UNIVERSITY PARK – A nearly $1.9 million grant from the National Science Foundation is enabling a Penn State-led group of researchers to continue studies on the potential effects of climate change on the spread of infectious diseases, such as malaria and dengue. The grant is part of federal stimulus funding authorized under the American Recovery and Reinvestment Act.
Climate change has the potential to affect the dynamics and distribution of vector-borne diseases that impact the lives of millions of people, according to principal investigator Matthew Thomas, professor of entomology in Penn State’s College of Agricultural Sciences.
“However, our ability to quantify risk is limited by our poor understanding of the relationship between transmission and environmental parameters,” Thomas said. “The central aim of this project is to quantify how environmental temperature influences the transmission of vector-borne diseases, and how this in turn determines disease risk, both now and under future climate-change scenarios.”
The researchers plan to evaluate the effect of temperature variation on transmission intensity; to down-scale global climate change projections to the regional level and assess the net effects of both climate change and land-use change on environmental conditions at the regional and local level; and to combine these down-scaled climate models with new biological research data to quantify the effects of environmental temperature on disease dynamics over time and space.
The project will allow scientists to better define the influence of climatic factors on the distribution and dynamics of malaria and dengue, the two most significant vector-borne diseases worldwide. Spread by mosquitoes, malaria and dengue annually infect as many as 500 million people.
“We hope the outcomes of this research can be used to develop appropriate practices for disease prevention and control,” said Thomas. “The focus on dengue and malaria will provide general insights that also can be extended to other vector-borne diseases, such as West Nile encephalitis. In addition, scientists trained through this initiative will be well prepared to transfer skills into many areas of social and economic interest, including domestic animal and wildlife diseases, agriculture, fisheries and conservation.”

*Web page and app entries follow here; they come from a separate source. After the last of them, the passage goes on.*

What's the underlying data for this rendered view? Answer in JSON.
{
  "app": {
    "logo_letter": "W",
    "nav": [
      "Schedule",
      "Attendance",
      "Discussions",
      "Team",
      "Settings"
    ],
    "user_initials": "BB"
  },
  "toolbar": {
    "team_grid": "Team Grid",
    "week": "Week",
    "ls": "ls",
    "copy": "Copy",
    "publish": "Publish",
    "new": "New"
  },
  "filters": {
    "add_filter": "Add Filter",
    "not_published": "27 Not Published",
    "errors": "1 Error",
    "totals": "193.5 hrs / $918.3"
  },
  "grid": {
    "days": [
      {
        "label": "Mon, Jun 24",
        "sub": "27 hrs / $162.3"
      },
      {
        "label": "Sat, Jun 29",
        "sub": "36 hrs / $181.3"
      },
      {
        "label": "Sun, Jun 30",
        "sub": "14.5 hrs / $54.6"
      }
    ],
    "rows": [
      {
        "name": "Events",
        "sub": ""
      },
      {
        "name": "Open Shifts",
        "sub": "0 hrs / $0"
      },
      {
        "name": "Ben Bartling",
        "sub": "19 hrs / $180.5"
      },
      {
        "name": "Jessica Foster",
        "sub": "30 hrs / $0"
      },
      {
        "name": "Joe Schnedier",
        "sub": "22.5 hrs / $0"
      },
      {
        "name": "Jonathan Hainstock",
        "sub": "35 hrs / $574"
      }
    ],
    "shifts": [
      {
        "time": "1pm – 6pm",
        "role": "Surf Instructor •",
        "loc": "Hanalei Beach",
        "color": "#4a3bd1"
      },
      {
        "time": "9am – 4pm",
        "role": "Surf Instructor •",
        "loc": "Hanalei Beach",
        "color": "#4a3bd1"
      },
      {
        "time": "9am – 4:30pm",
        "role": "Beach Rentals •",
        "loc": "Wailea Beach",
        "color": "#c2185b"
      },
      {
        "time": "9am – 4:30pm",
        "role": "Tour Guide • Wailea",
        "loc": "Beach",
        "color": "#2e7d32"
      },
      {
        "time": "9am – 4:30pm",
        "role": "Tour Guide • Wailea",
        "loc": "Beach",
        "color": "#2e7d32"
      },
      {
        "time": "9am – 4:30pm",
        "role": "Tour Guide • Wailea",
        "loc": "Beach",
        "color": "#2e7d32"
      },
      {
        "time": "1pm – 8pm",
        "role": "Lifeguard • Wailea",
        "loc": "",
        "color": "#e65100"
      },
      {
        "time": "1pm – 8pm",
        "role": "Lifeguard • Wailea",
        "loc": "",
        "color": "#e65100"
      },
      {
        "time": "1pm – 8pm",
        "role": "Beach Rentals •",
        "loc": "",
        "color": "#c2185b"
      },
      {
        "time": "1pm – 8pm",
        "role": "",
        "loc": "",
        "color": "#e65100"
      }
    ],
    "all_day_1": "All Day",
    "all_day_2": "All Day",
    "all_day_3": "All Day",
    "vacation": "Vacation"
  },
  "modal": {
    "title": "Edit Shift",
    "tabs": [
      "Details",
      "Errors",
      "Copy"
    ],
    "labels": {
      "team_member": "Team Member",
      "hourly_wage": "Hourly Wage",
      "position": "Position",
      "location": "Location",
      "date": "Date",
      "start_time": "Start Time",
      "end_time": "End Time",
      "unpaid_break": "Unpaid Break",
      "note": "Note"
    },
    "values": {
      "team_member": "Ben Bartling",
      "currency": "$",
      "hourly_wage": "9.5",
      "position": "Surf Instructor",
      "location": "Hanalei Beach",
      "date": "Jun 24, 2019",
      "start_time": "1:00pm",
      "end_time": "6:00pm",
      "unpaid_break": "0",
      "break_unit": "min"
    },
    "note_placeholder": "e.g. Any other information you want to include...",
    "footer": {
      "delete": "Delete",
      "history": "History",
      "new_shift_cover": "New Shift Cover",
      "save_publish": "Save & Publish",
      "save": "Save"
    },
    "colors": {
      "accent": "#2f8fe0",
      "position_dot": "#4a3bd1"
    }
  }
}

Thomas was the principal investigator in related research published in a leading scientific journal earlier this year. In the Aug. 3 Proceedings of the National Academy of Sciences, his team reported that daytime temperature fluctuations alter both malaria parasite development in mosquitoes and disease-transmission rates. Consideration of these fluctuations — rather than relying on average monthly temperatures — could reveal a more accurate picture of climate change’s potential impact on malaria.